Separately, a city councilman called Monday for a hearing into the plan, which could lead to as many as 25 of the city's rec centers being turned over to private parties or closed by the end of the year.
Bishop Douglas Miles, co-chair of Baltimoreans United in Leadership Development, accused Mayor Stephanie Rawlings-Blake of breaking a promise to maintain 55 rec centers that she made at a campaign forum organized by the group in August.
"For us, yes means yes," said Miles, pastor of Koinonia Baptist Church. "To do less than that means that she was disingenuous, and we are holding her accountable to what she agreed to do publicly."
Miles said that religious leaders, children and parents planned to rally in front of the Recreation and Parks Department offices in Druid Hill Park Wednesday evening.
"Our children suffer and our seniors suffer at a time when developers are getting sweetheart deals from the city," he said.
The mayor has said she wants to target funds to improve 30 of the city's rec centers and either turn the rest over to third parties or close them. Seven applicants submited bids this month to run 16 centers, fewer than city officials said they had hoped for.
Miles, who was a member of a task force convened by Rawlings-Blake last year to analyze the centers, many of which are in disrepair, said that he felt the city had shown little effort in seeking bidders to run them.
The city's request for proposals required interested parties to secure $5 million in insurance and demonstrate that they could pay for salaries, utilties and routine maintenance and take over operations by Nov. 15.
"It seems like a back door way to close rec centers at a time when our children and seniors desperately need as many activities as possible," Miles said.
Miles also said that a report released by the city in August does not accurately summarize the task force's recommendations. He said the panel had advised the city to hold on to at least 40 rec centers and to bolster funding for private recreation programs in neighborhoods where officials were forced to close centers in very poor condition.
A spokesman for Rawlings-Blake declined to directly address Miles' accusations.
In a written statement, spokesman Ryan O'Doherty said "Bishop Miles' work on the task force to restructure recreation centers was invaluable, but, now is not the time to retreat from tough choices that will improve opportunities for kids over the long run and pretend that the status quo — dilapidated buildings, too few staff and programs — is getting the job done."

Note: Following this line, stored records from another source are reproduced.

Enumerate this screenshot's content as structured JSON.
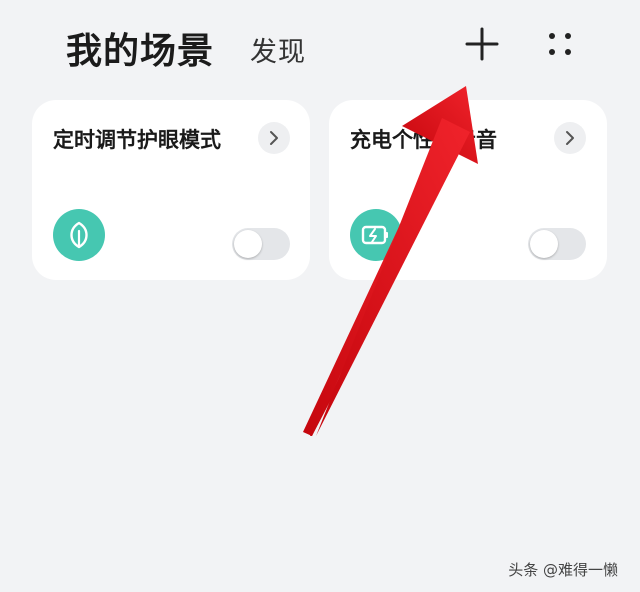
{
  "header": {
    "active_tab": "我的场景",
    "inactive_tab": "发现",
    "add_icon": "plus-icon",
    "more_icon": "grid-dots-icon"
  },
  "cards": [
    {
      "title": "定时调节护眼模式",
      "icon": "leaf-icon",
      "toggle_on": false
    },
    {
      "title": "充电个性提示音",
      "icon": "battery-charging-icon",
      "toggle_on": false
    }
  ],
  "colors": {
    "background": "#f2f3f5",
    "card": "#ffffff",
    "accent": "#46c7b1",
    "arrow": "#e8141c"
  },
  "watermark": "头条 @难得一懒"
}
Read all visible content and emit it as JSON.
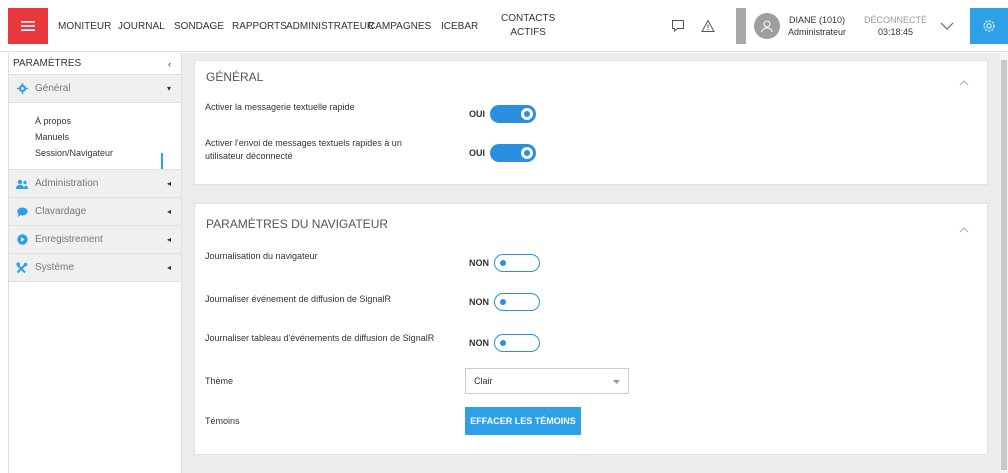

"That's why the proposed plan invests in building four new community centers, expands ten existing centers and adds new staff, programming and hours to sixteen centers. We need community organizations that care about kids to step-up in new ways to support recreation for kids because government can't do it alone," O'Doherty said.
O'Doherty has previously said that although Rawlings-Blake answered "yes" when asked at the BUILD forum if she would keep all 55 centers open, her response was meant to signal a general support for improving rec centers in the city.
In her more nuanced written answer to BUILD at the time, O'Doherty said, Rawlings-Blake explained that she intended to devote limited recreation funds to greatly improving 30 of the centers.
Twelve of 15 City Council members backed a resolution introduced by Councilman Bill Henry Monday calling for a hearing into the recreation system.
"As much as the mayor might say that keeping them all open is not an option, simply closing them should not be an option either," said Henry.
Henry said he thought recreation officials should be seeking community and nonprofit groups to partially run the centers — not the all-or-nothing proposition put forth in the request for proposals.
"So far, partnerhips have consisted of the city saying, 'Will you completely take this over for us,'" said Henry. "That's not the definition of a partnership."